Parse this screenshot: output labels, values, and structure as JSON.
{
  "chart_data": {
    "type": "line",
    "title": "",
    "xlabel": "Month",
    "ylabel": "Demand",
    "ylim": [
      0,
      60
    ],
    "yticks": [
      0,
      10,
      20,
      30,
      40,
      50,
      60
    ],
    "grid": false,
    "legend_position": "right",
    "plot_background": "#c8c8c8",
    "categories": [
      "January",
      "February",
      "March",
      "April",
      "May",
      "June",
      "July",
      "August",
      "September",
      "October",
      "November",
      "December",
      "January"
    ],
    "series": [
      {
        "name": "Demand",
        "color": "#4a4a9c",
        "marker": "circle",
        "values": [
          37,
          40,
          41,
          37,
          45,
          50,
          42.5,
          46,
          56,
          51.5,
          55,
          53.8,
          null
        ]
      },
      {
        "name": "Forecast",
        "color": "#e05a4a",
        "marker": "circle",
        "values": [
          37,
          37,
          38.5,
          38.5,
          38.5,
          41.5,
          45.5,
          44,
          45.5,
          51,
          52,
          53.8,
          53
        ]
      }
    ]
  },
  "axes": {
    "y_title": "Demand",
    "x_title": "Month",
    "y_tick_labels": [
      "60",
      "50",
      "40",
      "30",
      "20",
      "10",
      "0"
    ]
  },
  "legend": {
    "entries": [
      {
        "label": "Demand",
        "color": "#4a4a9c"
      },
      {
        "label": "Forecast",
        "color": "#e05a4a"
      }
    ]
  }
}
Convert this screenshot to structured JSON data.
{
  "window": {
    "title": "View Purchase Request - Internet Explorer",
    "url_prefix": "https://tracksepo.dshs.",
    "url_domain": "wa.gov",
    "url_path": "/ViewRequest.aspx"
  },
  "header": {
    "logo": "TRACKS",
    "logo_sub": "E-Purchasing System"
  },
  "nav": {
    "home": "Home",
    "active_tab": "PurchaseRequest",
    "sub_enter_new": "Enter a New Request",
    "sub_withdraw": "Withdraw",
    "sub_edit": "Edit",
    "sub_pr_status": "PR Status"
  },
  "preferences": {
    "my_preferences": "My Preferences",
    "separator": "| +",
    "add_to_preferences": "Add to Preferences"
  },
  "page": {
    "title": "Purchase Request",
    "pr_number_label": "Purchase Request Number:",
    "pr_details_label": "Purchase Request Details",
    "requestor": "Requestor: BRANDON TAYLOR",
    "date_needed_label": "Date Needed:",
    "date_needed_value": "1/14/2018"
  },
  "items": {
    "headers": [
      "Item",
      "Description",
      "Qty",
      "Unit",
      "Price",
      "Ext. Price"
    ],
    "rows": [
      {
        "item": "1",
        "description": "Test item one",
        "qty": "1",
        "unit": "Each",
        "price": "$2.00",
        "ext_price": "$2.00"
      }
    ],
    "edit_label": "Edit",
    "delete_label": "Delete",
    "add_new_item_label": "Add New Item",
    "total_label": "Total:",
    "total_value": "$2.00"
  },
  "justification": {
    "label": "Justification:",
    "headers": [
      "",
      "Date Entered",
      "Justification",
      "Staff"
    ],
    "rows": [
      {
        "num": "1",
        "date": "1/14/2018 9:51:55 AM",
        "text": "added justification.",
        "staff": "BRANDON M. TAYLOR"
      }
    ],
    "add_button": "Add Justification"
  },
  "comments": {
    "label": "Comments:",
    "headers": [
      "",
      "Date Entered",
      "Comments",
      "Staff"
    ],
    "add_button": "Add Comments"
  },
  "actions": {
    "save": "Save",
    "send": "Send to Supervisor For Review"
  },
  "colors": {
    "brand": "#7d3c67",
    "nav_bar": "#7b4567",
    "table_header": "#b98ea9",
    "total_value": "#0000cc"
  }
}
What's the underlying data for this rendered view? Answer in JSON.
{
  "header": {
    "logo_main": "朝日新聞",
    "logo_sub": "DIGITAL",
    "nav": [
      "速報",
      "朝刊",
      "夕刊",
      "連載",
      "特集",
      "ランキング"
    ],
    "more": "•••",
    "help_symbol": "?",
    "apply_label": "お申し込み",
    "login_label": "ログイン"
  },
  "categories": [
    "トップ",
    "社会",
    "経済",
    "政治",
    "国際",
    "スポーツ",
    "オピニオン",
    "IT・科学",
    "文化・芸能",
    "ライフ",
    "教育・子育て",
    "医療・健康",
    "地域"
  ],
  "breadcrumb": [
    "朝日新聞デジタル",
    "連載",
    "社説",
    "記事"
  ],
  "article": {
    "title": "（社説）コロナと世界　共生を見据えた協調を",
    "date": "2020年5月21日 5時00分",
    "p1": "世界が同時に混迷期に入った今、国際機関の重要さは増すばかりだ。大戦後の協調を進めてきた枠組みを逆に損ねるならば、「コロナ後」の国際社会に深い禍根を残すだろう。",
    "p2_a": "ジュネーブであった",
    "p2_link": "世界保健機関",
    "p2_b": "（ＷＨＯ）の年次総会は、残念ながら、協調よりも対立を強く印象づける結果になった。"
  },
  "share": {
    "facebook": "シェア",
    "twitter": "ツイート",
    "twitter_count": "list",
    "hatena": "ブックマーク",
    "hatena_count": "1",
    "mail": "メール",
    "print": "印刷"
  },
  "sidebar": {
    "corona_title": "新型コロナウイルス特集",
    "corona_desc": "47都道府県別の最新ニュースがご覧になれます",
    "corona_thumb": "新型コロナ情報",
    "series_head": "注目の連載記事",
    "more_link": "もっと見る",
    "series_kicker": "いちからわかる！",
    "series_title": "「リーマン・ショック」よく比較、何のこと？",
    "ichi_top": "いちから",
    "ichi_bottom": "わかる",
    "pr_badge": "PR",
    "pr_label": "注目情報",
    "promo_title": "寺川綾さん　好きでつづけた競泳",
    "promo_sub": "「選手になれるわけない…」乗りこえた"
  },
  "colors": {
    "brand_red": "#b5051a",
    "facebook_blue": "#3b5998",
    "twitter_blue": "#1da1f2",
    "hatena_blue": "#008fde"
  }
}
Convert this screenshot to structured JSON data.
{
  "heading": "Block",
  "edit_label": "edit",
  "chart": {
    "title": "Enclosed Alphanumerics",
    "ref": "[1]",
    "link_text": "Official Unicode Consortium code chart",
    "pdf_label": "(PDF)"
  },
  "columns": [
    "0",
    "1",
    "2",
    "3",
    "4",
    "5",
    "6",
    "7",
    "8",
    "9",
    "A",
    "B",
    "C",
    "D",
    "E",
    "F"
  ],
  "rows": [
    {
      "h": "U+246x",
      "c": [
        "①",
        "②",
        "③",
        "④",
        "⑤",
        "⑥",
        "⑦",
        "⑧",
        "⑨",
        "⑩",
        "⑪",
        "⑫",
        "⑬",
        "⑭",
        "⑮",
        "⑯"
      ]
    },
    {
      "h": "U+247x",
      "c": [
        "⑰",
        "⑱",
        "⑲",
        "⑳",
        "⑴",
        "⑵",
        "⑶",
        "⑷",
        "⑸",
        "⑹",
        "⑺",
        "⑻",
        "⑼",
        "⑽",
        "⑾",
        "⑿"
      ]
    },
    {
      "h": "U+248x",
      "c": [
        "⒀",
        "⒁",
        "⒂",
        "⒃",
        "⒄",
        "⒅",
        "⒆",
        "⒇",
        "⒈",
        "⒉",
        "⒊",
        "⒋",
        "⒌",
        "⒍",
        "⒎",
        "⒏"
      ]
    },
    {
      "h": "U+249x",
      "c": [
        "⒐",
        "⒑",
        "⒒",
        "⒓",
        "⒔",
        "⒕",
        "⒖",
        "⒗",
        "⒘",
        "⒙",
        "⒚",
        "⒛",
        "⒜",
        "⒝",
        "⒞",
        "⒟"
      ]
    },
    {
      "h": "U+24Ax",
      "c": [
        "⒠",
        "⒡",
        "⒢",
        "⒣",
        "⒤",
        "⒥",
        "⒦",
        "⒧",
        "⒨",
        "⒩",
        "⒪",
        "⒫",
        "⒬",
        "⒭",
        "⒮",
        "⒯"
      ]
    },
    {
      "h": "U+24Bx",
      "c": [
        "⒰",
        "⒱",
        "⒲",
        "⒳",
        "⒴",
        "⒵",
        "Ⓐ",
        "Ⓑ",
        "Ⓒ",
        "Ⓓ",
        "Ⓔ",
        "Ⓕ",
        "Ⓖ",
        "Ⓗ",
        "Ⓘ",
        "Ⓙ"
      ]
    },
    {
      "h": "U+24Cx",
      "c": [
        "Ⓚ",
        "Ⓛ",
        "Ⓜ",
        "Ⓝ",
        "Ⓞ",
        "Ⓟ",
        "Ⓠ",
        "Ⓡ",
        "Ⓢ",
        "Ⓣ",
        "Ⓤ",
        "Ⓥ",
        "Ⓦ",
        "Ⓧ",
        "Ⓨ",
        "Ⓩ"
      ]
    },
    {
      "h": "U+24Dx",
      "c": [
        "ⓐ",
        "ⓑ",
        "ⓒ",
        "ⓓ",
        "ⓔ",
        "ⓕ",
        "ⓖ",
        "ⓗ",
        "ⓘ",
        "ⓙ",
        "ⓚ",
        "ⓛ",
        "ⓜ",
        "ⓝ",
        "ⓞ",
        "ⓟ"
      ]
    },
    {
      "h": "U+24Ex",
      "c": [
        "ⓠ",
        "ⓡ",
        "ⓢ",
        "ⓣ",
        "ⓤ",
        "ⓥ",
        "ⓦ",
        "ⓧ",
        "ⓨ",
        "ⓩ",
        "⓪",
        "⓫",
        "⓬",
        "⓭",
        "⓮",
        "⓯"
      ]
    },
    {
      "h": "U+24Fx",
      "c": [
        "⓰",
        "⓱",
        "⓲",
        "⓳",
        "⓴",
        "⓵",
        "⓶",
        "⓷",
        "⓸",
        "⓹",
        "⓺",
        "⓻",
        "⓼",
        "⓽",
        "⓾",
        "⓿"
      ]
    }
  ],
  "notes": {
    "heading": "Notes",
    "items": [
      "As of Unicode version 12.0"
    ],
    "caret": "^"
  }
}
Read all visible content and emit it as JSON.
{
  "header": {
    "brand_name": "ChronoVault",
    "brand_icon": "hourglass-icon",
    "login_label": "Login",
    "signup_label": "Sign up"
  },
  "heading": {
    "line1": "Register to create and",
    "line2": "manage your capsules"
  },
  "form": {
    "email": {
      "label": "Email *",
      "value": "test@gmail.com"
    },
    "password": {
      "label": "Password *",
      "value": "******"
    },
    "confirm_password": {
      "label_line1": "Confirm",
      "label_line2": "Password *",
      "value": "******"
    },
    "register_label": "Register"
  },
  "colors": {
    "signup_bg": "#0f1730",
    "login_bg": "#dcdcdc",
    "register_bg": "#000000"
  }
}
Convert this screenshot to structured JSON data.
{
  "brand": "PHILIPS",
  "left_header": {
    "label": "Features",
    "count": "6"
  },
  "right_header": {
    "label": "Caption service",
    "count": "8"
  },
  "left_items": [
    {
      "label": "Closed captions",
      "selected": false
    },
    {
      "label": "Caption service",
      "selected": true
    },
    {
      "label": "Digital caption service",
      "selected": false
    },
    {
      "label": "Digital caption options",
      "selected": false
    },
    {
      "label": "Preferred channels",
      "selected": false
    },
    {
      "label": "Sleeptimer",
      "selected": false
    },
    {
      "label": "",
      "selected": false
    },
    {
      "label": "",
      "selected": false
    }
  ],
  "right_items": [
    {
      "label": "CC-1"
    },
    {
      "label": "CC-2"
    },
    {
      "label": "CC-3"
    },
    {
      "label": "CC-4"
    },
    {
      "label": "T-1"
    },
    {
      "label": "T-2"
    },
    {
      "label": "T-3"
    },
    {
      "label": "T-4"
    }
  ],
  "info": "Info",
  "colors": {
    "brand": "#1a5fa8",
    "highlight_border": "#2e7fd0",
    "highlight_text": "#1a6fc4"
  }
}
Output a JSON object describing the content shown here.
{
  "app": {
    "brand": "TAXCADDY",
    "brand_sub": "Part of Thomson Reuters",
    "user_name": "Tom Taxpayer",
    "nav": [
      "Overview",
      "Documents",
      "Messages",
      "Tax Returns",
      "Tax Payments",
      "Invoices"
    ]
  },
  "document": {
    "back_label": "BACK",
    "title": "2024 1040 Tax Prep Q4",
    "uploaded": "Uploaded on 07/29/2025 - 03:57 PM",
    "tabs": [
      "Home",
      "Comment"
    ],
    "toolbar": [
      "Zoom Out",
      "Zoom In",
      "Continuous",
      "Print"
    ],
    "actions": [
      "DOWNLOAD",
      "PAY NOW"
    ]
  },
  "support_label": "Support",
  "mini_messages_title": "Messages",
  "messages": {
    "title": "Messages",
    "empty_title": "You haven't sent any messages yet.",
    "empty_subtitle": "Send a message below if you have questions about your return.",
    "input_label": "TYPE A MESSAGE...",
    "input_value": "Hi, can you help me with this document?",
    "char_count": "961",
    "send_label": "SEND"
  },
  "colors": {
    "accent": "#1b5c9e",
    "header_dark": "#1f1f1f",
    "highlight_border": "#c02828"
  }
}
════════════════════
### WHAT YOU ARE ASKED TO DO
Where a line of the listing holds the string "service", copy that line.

### EXERCISE RESULT
    "label": "Caption service",
      "label": "Caption service",
      "label": "Digital caption service",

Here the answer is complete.